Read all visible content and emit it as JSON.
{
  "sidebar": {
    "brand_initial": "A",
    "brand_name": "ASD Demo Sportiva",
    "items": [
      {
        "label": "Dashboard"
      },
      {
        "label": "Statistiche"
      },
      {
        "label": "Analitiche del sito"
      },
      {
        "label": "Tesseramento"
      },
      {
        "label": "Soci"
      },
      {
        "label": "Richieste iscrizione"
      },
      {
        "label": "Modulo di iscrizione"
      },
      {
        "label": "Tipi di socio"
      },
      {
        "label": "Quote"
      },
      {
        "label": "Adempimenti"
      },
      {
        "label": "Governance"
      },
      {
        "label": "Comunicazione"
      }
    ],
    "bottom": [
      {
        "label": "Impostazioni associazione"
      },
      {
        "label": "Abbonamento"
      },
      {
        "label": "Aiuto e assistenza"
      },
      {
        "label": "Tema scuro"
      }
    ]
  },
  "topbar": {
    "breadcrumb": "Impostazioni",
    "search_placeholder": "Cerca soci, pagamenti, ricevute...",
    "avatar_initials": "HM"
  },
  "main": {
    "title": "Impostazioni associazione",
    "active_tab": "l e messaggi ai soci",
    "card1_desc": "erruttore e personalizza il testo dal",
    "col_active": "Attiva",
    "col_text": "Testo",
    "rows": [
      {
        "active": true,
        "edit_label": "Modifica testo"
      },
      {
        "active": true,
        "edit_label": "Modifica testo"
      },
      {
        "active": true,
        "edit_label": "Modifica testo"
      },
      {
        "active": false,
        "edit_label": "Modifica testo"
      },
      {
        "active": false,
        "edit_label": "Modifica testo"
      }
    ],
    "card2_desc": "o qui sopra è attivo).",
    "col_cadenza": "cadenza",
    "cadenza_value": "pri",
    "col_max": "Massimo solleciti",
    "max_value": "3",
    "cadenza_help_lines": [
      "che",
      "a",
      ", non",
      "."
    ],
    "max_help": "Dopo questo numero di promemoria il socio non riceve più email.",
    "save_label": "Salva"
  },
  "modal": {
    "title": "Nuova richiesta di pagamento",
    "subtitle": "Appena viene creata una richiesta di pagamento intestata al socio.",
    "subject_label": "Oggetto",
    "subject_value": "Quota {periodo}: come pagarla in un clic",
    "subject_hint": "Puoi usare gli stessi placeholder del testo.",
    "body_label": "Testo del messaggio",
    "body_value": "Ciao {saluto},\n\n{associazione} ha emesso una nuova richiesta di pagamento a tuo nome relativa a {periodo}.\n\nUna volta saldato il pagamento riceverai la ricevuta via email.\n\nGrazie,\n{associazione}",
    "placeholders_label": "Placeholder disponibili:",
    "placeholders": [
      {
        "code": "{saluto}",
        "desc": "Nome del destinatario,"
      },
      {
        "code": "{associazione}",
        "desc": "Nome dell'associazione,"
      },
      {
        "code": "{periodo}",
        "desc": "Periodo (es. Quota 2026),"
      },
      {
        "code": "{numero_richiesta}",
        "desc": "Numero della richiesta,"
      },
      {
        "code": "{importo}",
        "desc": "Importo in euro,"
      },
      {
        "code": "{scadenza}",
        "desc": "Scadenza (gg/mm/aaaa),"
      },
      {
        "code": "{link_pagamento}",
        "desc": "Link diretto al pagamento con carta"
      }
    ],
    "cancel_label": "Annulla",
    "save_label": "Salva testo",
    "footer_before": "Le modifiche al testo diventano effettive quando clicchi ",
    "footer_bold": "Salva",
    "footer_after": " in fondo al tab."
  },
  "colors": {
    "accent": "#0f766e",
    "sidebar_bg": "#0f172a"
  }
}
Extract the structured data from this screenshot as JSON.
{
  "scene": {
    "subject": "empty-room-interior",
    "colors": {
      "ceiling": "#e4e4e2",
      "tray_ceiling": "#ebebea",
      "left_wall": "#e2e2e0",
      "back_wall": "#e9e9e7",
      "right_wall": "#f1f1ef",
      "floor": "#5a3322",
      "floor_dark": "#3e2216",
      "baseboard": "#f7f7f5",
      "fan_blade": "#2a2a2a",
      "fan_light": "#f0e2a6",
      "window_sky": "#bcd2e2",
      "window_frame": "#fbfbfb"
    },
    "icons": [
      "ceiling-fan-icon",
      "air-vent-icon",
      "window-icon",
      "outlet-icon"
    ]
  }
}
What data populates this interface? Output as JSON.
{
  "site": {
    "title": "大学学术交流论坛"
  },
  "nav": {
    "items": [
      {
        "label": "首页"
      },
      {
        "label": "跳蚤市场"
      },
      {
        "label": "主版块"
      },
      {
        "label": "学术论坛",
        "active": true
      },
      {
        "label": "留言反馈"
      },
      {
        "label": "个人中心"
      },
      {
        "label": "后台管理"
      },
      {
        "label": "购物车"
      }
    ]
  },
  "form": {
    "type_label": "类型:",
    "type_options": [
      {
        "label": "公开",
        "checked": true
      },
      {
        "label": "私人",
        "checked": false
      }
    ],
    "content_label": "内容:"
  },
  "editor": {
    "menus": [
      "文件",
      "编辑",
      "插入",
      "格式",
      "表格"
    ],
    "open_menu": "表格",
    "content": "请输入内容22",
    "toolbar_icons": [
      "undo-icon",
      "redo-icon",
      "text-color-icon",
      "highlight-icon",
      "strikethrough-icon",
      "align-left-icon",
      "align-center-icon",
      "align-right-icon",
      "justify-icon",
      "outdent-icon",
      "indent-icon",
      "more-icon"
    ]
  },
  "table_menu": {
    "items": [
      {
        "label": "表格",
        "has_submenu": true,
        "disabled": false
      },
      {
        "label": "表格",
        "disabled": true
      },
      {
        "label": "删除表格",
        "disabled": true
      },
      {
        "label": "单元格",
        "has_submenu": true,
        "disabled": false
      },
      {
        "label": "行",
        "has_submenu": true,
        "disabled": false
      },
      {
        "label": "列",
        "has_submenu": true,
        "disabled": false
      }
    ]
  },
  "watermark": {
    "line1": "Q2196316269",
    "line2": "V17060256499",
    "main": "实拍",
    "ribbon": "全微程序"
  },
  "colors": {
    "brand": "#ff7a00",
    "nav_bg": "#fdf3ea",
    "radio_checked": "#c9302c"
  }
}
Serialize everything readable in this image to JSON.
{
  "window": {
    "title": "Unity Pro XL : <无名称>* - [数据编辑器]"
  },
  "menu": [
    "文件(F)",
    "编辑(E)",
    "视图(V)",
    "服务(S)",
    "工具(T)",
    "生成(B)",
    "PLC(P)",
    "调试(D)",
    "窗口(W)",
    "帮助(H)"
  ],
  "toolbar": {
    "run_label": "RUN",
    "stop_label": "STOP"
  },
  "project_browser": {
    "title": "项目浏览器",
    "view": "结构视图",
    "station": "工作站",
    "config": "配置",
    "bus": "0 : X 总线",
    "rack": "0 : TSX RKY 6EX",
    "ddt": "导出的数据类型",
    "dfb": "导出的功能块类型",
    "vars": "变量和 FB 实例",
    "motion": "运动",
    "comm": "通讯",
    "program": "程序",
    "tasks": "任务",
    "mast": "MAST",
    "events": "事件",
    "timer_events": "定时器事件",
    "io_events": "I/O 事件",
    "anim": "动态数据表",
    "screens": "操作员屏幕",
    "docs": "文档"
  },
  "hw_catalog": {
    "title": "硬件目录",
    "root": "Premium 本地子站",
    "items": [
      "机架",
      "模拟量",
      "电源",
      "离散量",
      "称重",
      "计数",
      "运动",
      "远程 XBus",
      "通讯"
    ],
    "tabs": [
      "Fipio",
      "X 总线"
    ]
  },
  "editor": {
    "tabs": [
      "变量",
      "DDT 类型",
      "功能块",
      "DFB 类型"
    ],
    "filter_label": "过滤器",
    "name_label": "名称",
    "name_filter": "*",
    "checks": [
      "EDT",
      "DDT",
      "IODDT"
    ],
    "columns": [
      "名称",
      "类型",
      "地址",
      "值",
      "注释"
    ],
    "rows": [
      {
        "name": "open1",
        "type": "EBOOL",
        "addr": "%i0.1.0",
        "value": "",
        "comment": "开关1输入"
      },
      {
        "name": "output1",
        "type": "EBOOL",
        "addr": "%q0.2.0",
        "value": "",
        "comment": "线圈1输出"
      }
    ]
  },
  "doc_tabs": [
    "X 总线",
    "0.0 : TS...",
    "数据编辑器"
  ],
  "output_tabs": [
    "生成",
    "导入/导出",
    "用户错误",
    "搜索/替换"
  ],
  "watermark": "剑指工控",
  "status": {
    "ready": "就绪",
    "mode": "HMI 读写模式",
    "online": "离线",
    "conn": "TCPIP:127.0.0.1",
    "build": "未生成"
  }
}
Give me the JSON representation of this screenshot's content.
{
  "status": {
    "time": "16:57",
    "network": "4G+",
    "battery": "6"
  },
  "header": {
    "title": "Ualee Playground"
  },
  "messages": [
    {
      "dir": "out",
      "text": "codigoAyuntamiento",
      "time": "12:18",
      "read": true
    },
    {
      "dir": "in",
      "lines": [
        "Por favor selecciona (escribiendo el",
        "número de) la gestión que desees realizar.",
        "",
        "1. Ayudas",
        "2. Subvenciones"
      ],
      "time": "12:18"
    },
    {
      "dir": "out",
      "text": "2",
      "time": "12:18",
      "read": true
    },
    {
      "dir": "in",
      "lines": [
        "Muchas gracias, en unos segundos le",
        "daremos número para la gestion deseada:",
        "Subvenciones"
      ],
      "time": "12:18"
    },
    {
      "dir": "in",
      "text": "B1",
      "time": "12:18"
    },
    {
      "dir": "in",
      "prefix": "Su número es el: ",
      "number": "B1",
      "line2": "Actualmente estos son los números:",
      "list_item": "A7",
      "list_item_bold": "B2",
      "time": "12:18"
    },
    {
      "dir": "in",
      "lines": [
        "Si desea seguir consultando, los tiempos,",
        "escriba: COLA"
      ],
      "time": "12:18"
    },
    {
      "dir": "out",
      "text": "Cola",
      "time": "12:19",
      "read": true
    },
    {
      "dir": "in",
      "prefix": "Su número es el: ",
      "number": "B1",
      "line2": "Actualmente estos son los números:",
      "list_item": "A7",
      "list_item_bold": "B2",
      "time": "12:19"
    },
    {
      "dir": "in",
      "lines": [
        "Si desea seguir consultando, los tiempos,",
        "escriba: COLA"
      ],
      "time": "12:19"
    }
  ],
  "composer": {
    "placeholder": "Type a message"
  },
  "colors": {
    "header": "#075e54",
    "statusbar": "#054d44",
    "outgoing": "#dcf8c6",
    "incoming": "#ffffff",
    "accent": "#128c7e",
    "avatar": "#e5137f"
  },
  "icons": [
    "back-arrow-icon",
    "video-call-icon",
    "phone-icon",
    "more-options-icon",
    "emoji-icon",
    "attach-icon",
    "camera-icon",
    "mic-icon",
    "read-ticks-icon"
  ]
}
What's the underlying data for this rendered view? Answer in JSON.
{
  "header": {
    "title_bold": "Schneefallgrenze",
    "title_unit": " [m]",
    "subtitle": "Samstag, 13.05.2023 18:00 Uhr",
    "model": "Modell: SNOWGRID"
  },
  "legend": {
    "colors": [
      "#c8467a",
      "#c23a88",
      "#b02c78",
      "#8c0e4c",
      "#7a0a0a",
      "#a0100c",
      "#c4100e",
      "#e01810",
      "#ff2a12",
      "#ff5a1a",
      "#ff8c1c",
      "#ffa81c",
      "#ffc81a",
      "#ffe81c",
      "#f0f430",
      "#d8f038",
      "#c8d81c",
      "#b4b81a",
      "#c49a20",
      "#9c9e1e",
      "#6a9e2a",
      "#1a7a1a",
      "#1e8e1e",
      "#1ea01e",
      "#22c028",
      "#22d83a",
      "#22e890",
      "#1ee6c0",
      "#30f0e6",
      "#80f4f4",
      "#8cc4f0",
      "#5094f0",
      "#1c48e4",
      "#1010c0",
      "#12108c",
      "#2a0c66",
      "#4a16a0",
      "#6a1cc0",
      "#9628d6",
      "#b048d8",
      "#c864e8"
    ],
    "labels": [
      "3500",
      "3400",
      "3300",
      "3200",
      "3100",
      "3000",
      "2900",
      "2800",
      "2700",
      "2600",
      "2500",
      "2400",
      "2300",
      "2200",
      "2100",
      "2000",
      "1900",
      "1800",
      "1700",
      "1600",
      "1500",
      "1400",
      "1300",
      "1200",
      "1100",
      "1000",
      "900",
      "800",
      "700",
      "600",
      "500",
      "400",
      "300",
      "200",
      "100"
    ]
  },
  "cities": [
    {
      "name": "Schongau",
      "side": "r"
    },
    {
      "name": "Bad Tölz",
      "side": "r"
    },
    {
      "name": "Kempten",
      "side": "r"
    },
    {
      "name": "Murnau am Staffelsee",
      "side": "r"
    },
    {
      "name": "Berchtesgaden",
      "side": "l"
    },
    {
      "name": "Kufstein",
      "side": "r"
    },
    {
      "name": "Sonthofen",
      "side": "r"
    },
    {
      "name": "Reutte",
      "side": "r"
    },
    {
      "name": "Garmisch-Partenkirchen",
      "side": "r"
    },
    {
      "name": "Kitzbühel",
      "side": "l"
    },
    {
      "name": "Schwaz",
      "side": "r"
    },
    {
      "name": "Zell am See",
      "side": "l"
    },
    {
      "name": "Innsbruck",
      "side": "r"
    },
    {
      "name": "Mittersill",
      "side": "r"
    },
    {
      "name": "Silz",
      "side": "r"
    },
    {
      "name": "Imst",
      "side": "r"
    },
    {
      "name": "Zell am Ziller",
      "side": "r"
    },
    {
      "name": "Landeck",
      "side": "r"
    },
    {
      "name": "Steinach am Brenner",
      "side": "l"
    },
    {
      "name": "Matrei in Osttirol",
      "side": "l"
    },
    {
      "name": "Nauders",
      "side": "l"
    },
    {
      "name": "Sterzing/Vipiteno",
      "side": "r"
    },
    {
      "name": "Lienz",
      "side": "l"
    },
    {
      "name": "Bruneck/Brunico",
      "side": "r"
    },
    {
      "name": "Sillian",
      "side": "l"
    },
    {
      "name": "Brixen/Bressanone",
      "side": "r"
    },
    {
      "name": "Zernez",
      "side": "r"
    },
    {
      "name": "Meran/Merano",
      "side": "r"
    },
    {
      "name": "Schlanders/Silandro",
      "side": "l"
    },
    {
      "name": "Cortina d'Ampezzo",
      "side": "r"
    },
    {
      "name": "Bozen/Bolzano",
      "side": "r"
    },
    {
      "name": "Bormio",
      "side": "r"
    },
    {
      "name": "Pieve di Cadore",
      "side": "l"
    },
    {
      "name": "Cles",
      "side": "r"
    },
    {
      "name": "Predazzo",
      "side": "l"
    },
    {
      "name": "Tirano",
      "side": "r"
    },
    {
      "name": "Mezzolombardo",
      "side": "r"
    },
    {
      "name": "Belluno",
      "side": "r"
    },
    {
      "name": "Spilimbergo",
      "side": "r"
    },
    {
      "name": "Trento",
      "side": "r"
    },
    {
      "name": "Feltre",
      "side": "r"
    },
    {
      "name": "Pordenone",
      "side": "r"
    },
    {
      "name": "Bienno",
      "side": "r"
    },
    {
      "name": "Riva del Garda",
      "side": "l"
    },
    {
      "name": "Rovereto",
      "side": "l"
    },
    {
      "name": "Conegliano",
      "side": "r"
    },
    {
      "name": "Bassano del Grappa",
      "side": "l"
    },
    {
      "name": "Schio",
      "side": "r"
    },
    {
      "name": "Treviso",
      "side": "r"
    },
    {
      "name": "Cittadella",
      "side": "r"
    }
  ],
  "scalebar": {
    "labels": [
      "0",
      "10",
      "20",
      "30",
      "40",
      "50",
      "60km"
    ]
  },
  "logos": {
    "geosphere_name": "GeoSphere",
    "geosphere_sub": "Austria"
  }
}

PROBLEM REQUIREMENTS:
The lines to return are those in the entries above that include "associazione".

COMPLETED TASK:
        "label": "Impostazioni associazione"
    "title": "Impostazioni associazione",
    "body_value": "Ciao {saluto},\n\n{associazione} ha emesso una nuova richiesta di pagamento a tuo nome relativa a {periodo}.\n\nUna volta saldato il pagamento riceverai la ricevuta via email.\n\nGrazie,\n{associazione}",
        "code": "{associazione}",
        "desc": "Nome dell'associazione,"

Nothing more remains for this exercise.